YOUR TASK: This exercise calls for every line of the data below with the string "label" in it.

Data records for software interfaces
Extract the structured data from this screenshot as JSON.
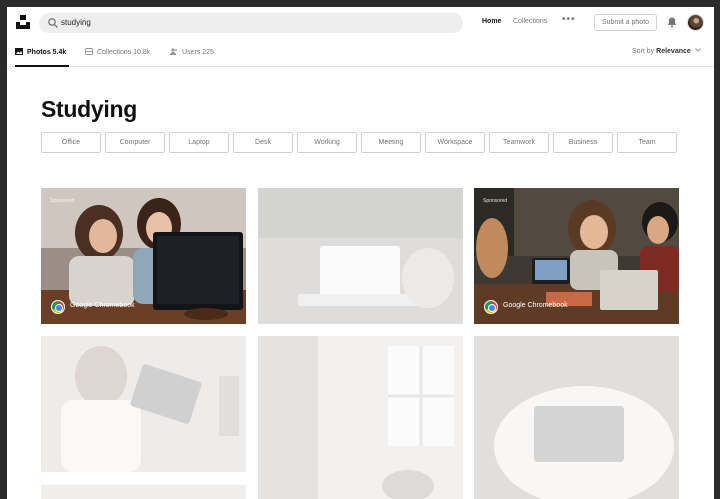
{
  "search": {
    "query": "studying"
  },
  "nav": {
    "home": "Home",
    "collections": "Collections",
    "more": "•••",
    "submit": "Submit a photo"
  },
  "tabs": [
    {
      "label": "Photos",
      "count": "5.4k",
      "text": "Photos 5.4k"
    },
    {
      "label": "Collections",
      "count": "10.8k",
      "text": "Collections 10.8k"
    },
    {
      "label": "Users",
      "count": "225",
      "text": "Users 225"
    }
  ],
  "sort": {
    "prefix": "Sort by",
    "value": "Relevance"
  },
  "page_title": "Studying",
  "related": [
    "Office",
    "Computer",
    "Laptop",
    "Desk",
    "Working",
    "Meeting",
    "Workspace",
    "Teamwork",
    "Business",
    "Team"
  ],
  "photos": {
    "p1": {
      "sponsored": "Sponsored",
      "brand": "Google Chromebook"
    },
    "p3": {
      "sponsored": "Sponsored",
      "brand": "Google Chromebook"
    }
  },
  "colors": {
    "text": "#111111",
    "muted": "#767676",
    "border": "#d1d1d1",
    "search_bg": "#eeeeee"
  },
  "icons": [
    "unsplash-logo-icon",
    "search-icon",
    "bell-icon",
    "photos-icon",
    "collections-icon",
    "users-icon",
    "chevron-down-icon",
    "chrome-icon"
  ]
}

SOLUTION TO THIS TASK:
      "label": "Photos",
      "label": "Collections",
      "label": "Users",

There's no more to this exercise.